### YOUR GOAL
Omit the images and retype the records verbatim.

### GIVEN DATA

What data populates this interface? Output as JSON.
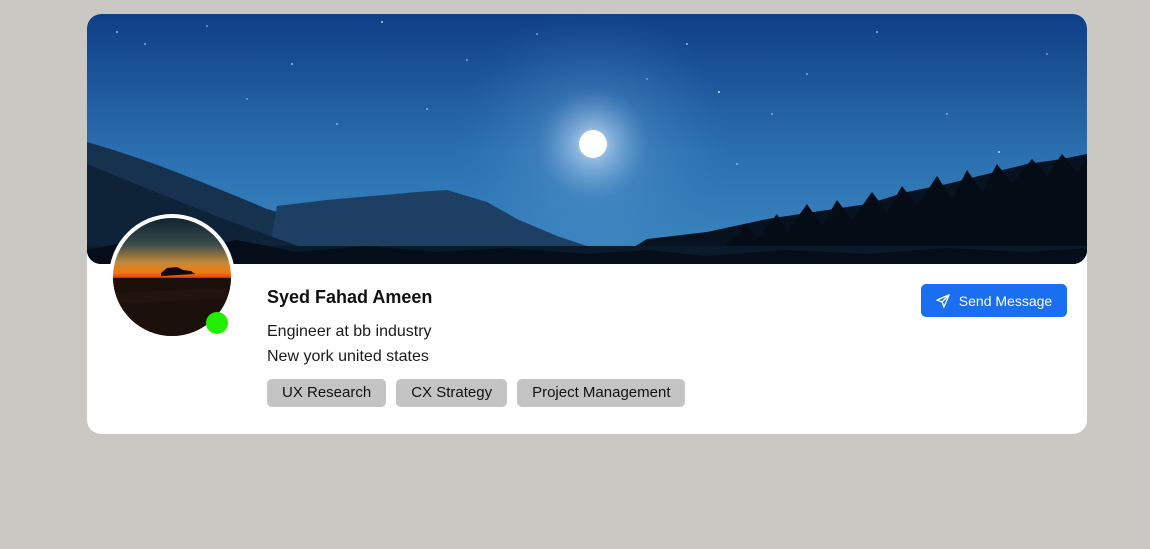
{
  "profile": {
    "name": "Syed Fahad Ameen",
    "role": "Engineer at bb industry",
    "location": "New york united states",
    "online": true,
    "tags": [
      "UX Research",
      "CX Strategy",
      "Project Management"
    ]
  },
  "actions": {
    "send_message_label": "Send Message",
    "send_icon": "paper-plane-icon"
  },
  "colors": {
    "page_background": "#cac8c3",
    "card_background": "#ffffff",
    "accent": "#1a6ff0",
    "status_online": "#22ee00",
    "tag_background": "#c4c4c4"
  }
}
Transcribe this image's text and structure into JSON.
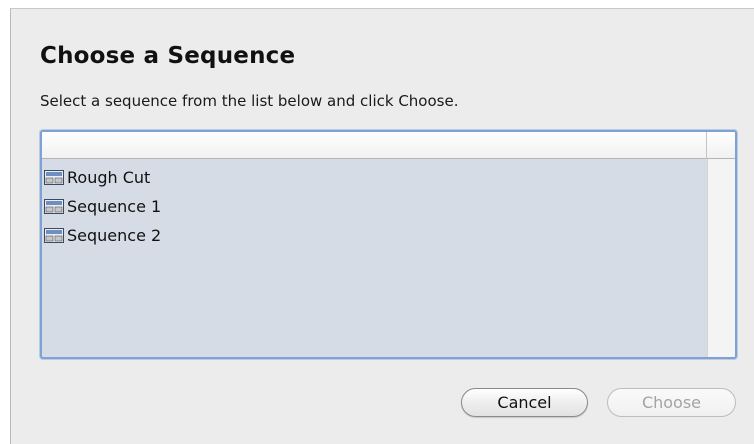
{
  "dialog": {
    "title": "Choose a Sequence",
    "instructions": "Select a sequence from the list below and click Choose."
  },
  "sequence_list": {
    "items": [
      {
        "label": "Rough Cut",
        "icon": "sequence-icon"
      },
      {
        "label": "Sequence 1",
        "icon": "sequence-icon"
      },
      {
        "label": "Sequence 2",
        "icon": "sequence-icon"
      }
    ]
  },
  "buttons": {
    "cancel_label": "Cancel",
    "choose_label": "Choose",
    "choose_enabled": false
  },
  "colors": {
    "list_background": "#d6dce5",
    "focus_ring": "#7ea3d3",
    "dialog_background": "#ececec"
  }
}
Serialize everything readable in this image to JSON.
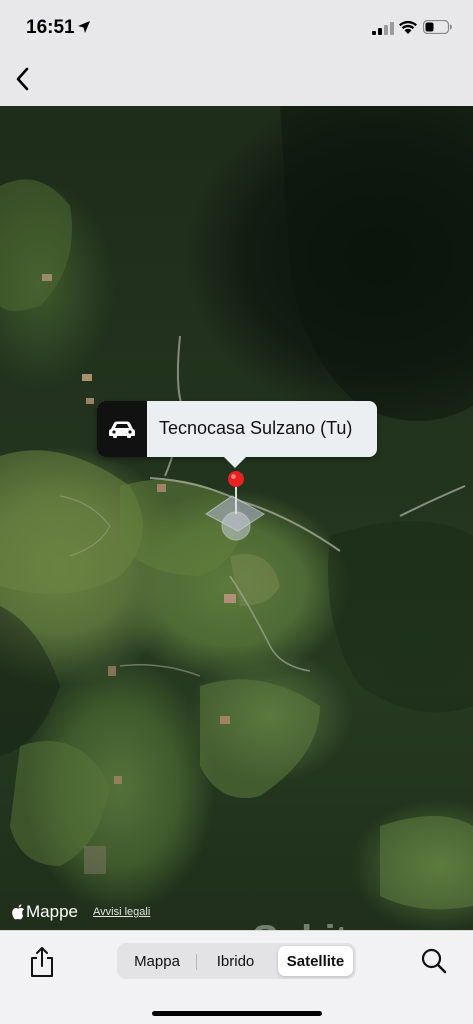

### PROBLEM SOLUTION
What data populates this interface? Output as JSON.
{
  "profile": {
    "name": "Syed Fahad Ameen",
    "role": "Engineer at bb industry",
    "location": "New york united states",
    "online": true,
    "tags": [
      "UX Research",
      "CX Strategy",
      "Project Management"
    ]
  },
  "actions": {
    "send_message_label": "Send Message",
    "send_icon": "paper-plane-icon"
  },
  "colors": {
    "page_background": "#cac8c3",
    "card_background": "#ffffff",
    "accent": "#1a6ff0",
    "status_online": "#22ee00",
    "tag_background": "#c4c4c4"
  }
}
Transcribe this image's text and structure into JSON.
{
  "dialog": {
    "title": "Choose a Sequence",
    "instructions": "Select a sequence from the list below and click Choose."
  },
  "sequence_list": {
    "items": [
      {
        "label": "Rough Cut",
        "icon": "sequence-icon"
      },
      {
        "label": "Sequence 1",
        "icon": "sequence-icon"
      },
      {
        "label": "Sequence 2",
        "icon": "sequence-icon"
      }
    ]
  },
  "buttons": {
    "cancel_label": "Cancel",
    "choose_label": "Choose",
    "choose_enabled": false
  },
  "colors": {
    "list_background": "#d6dce5",
    "focus_ring": "#7ea3d3",
    "dialog_background": "#ececec"
  }
}
Serialize everything readable in this image to JSON.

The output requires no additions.